→ REQUIRED ACTION
For the listing below, state how many lines include "icon". The number alone is the answer.

→ MATERIAL SHOWN
((
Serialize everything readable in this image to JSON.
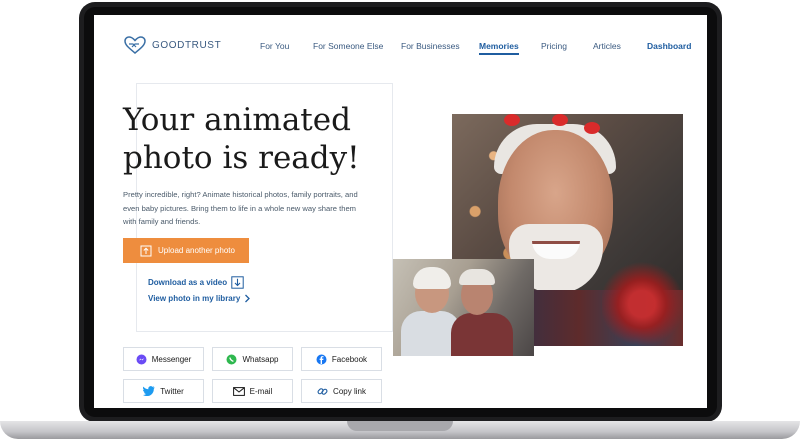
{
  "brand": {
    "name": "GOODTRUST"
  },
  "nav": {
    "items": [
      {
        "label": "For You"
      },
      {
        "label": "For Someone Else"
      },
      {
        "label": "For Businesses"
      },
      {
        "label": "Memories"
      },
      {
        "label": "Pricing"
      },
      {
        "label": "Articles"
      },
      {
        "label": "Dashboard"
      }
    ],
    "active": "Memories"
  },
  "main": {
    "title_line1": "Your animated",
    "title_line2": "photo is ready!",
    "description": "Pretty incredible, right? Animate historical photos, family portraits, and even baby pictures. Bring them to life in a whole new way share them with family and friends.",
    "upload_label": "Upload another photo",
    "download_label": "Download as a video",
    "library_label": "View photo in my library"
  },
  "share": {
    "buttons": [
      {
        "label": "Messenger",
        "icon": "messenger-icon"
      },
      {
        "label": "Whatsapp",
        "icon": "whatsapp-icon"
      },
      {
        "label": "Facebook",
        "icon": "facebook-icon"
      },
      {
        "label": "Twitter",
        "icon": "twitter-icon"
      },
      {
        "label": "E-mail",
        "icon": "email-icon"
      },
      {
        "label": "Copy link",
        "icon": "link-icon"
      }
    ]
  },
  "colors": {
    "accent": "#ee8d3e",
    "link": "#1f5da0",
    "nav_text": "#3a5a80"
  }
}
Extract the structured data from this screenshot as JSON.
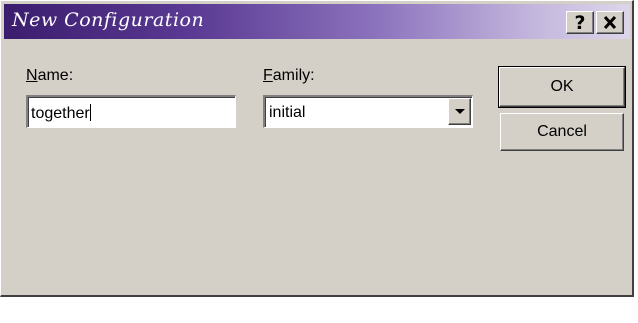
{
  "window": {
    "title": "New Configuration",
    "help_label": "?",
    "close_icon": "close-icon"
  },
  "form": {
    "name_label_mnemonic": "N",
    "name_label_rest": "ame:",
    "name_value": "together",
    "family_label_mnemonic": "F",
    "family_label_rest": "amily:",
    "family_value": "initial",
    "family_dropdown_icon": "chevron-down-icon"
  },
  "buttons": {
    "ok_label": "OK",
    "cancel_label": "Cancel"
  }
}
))
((
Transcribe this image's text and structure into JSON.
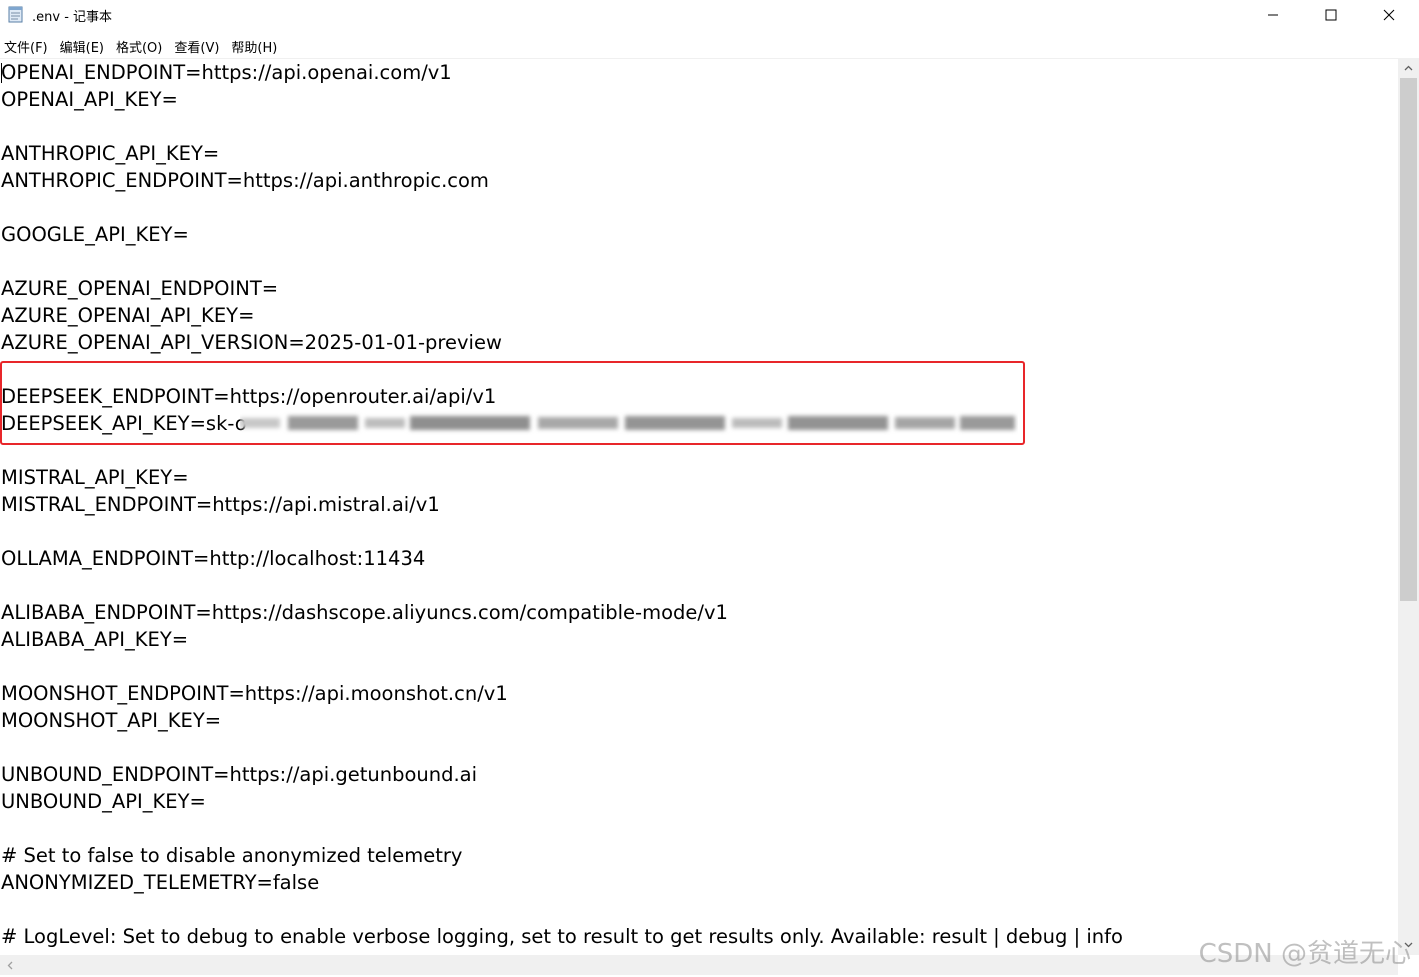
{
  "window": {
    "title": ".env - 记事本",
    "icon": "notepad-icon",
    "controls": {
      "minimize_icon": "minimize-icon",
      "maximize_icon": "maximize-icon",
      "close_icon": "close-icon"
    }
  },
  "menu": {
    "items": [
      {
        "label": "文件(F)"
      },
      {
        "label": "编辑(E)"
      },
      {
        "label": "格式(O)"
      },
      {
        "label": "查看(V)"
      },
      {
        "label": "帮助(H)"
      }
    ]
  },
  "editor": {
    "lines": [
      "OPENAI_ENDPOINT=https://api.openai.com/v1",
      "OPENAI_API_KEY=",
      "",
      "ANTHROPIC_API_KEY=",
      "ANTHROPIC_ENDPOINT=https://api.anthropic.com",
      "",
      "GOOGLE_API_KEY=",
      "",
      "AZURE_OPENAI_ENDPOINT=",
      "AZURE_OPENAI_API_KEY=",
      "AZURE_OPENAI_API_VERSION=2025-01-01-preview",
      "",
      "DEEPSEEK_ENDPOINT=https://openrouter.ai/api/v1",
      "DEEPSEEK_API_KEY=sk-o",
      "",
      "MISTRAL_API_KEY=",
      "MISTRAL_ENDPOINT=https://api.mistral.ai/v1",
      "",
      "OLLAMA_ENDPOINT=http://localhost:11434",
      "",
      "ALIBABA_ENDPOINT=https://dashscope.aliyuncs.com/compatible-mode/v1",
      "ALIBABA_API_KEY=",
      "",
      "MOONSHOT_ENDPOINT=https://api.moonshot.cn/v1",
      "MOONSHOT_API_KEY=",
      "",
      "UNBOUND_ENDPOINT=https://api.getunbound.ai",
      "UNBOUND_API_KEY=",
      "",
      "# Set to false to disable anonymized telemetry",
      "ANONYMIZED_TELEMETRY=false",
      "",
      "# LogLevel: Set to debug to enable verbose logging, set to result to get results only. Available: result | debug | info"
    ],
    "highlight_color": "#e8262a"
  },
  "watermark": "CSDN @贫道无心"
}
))
→ SOLVED PROBLEM
12